Note: Be sure to read the blogs The Secret to Good Behavior? Training! and How to Train Your Children with Training Sessions to learn the basics and specifics of training.
Do you dread taking your children to the grocery store? Train them how to behave correctly with Training Sessions! By spending the time training your children in good behavior, you’ll prevent the majority of bad behavior. Read on to learn what a sample grocery store Training Session might look like.
Remember, the first rule of a Training Session is to schedule it at a neutral time, not when the poor behavior is taking place. Plan it when you’ve got lots of time and everyone is calm and in a good mood. For the initial Training Session at the grocery store, don’t plan on buying groceries. Take your children there for the sole purpose of training them how to behave.
For grocery store training, you’ll want to do most of the instructing and practicing at home first. Only go to the store after they know exactly what to do and they are just practicing their polished behavior.
To review briefly, the 8 parts of a Training Session are:
Instruct and demonstrate.
Inform of the consequence.
Praise right behavior.
Practice, practice, practice.
Supervise and inspect.
Give consequence if needed.
Begin the Training Session at home. Sit down with your child and have a conversation something like this: “Sally, it seems like every time we go to the store, you run off, you touch things, and you whine and cry if I don’t buy you what you want. From now on, that is not allowed.
From now on, you’re going to walk directly beside the cart. Not in front of it, not behind it. You absolutely may not run away from the cart. Tell me: Where are you supposed to walk? Can you run away from me?
You are also not allowed to touch anything. So are you allowed to touch the food on the shelves?
Because Sally, the next time you walk away from the cart or if you touch anything on the shelves, I’m going to put you in the cart for the rest of the shopping time and you aren’t allowed out.
So Sally, what’s going to happen to you if you run off? What’s going to happen to you if you touch anything?
Finally, you absolutely, positively may not whine or throw a fit. From now on, when I tell you no to something you want, you’re going to say, ‘Okay Momma. Maybe next time,’ and you’re going to say it with a good attitude.

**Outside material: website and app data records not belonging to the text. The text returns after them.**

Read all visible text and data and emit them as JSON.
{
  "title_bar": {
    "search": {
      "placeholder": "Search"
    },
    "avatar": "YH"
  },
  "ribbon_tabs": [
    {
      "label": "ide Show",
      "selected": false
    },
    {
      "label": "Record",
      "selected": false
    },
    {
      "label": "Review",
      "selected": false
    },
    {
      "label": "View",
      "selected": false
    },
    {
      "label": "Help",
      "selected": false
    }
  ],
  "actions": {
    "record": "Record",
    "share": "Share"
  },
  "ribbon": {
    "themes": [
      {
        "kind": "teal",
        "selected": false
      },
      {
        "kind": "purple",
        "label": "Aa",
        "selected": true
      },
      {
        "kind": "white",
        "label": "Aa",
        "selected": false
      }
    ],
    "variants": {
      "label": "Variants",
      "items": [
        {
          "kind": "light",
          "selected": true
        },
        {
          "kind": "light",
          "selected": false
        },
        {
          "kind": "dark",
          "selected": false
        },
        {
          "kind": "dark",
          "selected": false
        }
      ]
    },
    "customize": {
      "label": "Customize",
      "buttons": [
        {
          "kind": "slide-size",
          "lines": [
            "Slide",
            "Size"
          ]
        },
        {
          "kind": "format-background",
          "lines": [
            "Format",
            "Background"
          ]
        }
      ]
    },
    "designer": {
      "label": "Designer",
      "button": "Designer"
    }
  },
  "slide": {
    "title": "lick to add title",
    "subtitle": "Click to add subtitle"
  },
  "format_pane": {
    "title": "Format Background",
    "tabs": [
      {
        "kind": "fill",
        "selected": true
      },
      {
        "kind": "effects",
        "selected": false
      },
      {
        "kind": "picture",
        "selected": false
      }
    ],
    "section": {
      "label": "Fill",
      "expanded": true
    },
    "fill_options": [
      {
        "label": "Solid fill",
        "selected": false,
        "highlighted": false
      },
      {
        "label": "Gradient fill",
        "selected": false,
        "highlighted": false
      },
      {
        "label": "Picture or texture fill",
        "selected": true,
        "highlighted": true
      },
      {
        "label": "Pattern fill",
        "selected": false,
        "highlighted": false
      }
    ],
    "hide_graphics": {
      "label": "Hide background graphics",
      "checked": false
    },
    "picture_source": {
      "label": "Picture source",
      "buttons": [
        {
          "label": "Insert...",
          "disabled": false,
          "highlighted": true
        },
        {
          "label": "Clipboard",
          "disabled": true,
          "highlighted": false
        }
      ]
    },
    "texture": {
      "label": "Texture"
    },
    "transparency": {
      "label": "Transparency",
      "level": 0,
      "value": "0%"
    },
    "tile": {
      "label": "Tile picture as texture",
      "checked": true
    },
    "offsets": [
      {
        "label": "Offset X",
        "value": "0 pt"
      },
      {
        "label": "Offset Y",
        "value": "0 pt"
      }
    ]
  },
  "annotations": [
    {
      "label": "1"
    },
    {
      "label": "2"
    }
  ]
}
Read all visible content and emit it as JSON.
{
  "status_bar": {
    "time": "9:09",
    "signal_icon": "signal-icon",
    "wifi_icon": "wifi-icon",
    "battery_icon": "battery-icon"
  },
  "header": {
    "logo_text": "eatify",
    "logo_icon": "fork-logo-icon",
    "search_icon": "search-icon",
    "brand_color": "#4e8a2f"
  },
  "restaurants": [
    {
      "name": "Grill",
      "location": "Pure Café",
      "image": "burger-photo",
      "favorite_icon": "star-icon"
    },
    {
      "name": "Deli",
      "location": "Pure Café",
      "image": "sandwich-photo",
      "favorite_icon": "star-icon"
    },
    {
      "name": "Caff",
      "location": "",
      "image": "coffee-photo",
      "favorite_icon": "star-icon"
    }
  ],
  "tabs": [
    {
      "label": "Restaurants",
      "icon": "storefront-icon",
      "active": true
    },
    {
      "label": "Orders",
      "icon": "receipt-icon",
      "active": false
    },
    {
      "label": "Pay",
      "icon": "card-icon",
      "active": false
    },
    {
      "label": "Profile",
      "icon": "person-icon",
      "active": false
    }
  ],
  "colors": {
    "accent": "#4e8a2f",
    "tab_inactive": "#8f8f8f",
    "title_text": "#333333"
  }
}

So what should you say when I tell you no? That’s right! Okay Momma, maybe next time.
Because if you whine or throw a fit, I’m going to immediately take you out to the car, and _________. (Fill in consequence here.)
Let’s practice it. Ask me if you can have some cookies. When I say no, what do you say?”
Continue practicing a few times and have your child ask for stuff like Pop Tarts, ice cream, Fruit Loops, etc. Each time, say, “No, not right now.” Have your child practice saying, “Okay Momma, maybe next time,” with a good attitude.
Now have a practice session in the living room. Get a baby stroller or something similar and pretend it’s a cart. Have your children practice walking right beside the cart, keeping their hands to themselves.
Then, have your child practice asking for things. Make it fun! Each time you say no, have your child practice saying, “Okay Momma, maybe next time.” Be sure to give lots of praise when they behave correctly.
When they have the correct behavior down, go to the store. Before getting out of the car though, remind them of the rules. Then, go up and down the aisles and have your children ask for things. Each time you tell them no, have them happily say, “Okay Momma, maybe next time.” Be sure to give lots of praise and affirmation when your children exhibit the right behavior.
The most important part of training, however, is to ALWAYS follow through on consequences. The moment they misbehave, you absolutely MUST follow through with your pre-determined consequence. You must train them to know without a shadow of a doubt that they will receive a definite consequence.
Then, after the initial Training Session, all you have to do is remind them of the rules every time before going to the store. So, in the parking lot, before you get out of your car, you might have a conversation like this: “Sally, remember how you are supposed to behave at the store. I want you to stay right beside the cart. Do not wander away from it. You may not touch anything. If you do, you'll have to ride in the cart until I'm finished shopping. Remember also, that if I tell you no when you ask for something, you’re supposed to say, that’s okay Momma, maybe next time. You are not allowed to whine or throw a fit. If you do, I will immediately take you out to the car and ______. (Name a specific consequence of your choice.)
Now, let's review. Are you going to run down the aisle away from the cart? Are you allowed to touch anything? What will happen if you do? What are you supposed to say when I tell you no to something you want? What's going to happen if you throw a tantrum in the store?"
Review the rules and consequences every single time you go to the store for the next several weeks. Enforce all incurred consequences and soon you’ll be turning a dreaded activity into a pleasure!
To learn more about raising well-behaved children, get my book Proactive Discipline: A Parent’s Guide.